Netmarble

Working along with NCSoft is Netmarble who has announced that it’s also working on a Blade & Soul mobile game. One title we would love to see is Aden, an open world mobile MMORPG that only released in South Korea earlier this year. But it seems pretty unlikely we’ll see Aden. Netmarble has announced that they’ll have Tera M, Icarus M, and the recently revealed Seven Knights II. All mobile games.

 

Bluehole/Kakao

Ascent: Infinite Realm

We’ve already seen an amazing trailer for the new upcoming steampunk MMORPG Ascent: Infinite Realm from Bluehole. We also know that it WILL be released in the west under the banner of Kakao. Bluehole is also the creator of PlayerUnknown’s Battlegrounds, which of course has had global success this year. Will it be at G-Star? Of course, they will. In fact, there is going to be an eSports invitational taking place during the convention.  Will there be anything else? If there is it’ll be mobile and possibly not released globally. They’ve already got some pretty big MMOs on their plate.

 

Nexon

Nexon is the main sponsor of G-Star this year and they’re bringing quite a few games with them. First, they’ll have FIFA Online 4, which had a lot of people really excited as it was teased as an MMO collaboration with EA. There will also be two more EA collaborations on display: Need for Speed EDGE and Titanfall Online. Nexon had teased Project B a few weeks ago, which was revealed to be Battlerite, a MOBA currently in early access. They’ll only be bringing one mobile game with them, which makes them stand out from the others. That game is Overhit, and there’s no sign of it being released in the west yet. Finally, they’ll have a PC MMORPG with them called Moonlight Blade. It was revealed last year, but we’re hoping for more information on it, including release information. Nexon has many other titles in the works but it would seem that they’re all still being developed.

 

KOG

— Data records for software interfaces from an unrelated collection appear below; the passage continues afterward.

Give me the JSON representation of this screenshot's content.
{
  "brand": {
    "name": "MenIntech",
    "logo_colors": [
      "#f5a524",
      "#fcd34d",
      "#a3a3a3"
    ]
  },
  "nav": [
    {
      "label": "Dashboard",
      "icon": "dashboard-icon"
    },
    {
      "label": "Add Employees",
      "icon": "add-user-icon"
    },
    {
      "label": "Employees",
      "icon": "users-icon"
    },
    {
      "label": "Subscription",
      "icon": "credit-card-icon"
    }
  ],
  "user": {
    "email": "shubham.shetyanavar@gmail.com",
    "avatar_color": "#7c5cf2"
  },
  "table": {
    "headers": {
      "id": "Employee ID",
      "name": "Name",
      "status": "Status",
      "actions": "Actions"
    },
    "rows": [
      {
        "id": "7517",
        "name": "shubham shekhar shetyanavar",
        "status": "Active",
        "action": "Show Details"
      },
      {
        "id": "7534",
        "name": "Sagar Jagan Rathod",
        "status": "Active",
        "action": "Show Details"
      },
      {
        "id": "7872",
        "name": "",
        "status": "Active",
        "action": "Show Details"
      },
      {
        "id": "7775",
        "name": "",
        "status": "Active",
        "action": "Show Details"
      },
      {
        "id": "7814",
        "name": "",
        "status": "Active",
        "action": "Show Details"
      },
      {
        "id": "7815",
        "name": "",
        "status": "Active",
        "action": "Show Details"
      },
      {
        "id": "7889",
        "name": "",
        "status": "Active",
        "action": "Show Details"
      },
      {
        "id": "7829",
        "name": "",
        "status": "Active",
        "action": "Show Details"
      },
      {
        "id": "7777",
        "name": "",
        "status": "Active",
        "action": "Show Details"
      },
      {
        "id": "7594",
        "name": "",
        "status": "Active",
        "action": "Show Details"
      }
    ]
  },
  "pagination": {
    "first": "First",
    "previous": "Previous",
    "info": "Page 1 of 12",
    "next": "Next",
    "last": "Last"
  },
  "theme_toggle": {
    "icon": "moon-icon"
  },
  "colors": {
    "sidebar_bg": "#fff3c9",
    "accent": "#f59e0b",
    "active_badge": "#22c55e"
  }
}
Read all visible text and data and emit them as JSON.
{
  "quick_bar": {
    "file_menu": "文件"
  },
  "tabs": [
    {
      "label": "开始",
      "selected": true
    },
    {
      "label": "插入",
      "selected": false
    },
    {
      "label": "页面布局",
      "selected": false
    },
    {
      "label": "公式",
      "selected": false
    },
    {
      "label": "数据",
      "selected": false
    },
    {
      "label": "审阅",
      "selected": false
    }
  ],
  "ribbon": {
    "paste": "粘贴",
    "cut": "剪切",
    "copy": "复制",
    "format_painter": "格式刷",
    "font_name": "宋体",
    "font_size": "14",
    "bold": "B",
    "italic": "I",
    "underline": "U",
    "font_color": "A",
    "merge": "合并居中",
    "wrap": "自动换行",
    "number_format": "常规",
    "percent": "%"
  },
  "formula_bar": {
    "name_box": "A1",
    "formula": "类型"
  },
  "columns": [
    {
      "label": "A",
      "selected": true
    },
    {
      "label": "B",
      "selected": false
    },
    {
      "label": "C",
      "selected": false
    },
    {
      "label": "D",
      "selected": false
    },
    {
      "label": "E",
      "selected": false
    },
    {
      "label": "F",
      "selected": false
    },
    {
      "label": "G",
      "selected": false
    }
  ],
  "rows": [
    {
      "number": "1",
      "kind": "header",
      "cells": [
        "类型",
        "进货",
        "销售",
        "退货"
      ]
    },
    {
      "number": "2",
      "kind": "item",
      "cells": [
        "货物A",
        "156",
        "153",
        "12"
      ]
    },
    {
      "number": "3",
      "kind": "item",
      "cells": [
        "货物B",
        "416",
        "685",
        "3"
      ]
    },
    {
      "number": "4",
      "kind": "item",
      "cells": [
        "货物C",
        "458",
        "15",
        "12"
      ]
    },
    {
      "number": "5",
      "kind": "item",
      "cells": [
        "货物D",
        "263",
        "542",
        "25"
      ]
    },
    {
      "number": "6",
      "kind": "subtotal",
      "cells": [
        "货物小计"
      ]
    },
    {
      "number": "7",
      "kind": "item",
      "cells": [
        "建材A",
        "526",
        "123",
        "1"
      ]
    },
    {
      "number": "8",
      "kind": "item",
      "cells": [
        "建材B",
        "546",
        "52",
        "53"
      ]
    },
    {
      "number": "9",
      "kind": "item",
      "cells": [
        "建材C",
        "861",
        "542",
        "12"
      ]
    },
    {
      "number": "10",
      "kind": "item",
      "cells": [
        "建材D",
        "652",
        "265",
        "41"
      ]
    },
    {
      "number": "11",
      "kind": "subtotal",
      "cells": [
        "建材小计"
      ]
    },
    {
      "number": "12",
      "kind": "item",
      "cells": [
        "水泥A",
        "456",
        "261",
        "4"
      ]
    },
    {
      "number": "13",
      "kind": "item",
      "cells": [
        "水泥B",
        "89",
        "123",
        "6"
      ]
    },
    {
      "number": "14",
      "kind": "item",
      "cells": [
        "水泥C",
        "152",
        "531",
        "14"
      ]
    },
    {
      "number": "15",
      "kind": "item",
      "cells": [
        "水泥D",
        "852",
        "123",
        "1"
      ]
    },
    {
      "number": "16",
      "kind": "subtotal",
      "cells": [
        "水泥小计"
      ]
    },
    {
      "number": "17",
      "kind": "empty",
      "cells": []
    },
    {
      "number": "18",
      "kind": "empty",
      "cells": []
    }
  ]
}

The developers behind Grand Chase and Elsword have revealed they have a new online PC game at G-Star this year. It’s called KurtzPel and it is colorful. What we know so far is that there is character customization and PvP. There will be a demo playable at G-Star, so hopefully, more information will come our way.

 

Gravity

The makers of Ragnarok Online will be attending G-Star 2017 with a few different titles available. According to gamebase.com.tw and through the power of Google Translate (so take these names with a grain of salt) they are Ro Ragnarok Legend: Legendary Eternal Love, Miriam Mirror, Miracle Pororo, RO Wonderland Legend Zero, Ragnarok Clicker. It seems very unlikely at the moment that they’ll be released in the west but we here at MMOGames are always optimistic.

 

ChangYou

Last week ChangYou announced Project Z Online and God Slayer Online. Project Z Online will use tab targeting and forgo gender-locks, which are all too common in games from that part of the world. God Slayer has been around for a long time in beta but apparently, ChangYou will have it at G-Star 2017 as well.

 

It looks like that’s everything that has been announced. There are of course a few titles we would like to see there, including Lost Ark which we have been waiting years to see. We would also love to see Dark and Light on display there but there hasn’t been any indication yet that it will be there.

Right now, making MMOs is considered risky busy. There aren’t really any AAA western MMORPGs in the pipelines so we have to look at the east to bring us these games. Unfortunately for PC gamers, it seems that mobile is taking over as the next big trend. For now, at least we have a few fantastic looking games coming in the future. It does leave us wondering if this trend will continue in the west, however. Will E3 2018 be dominated by mobile games? Only time will tell.

The post 7 MMO Developers to Watch at G-Star 2017 appeared first on MMOGames.com.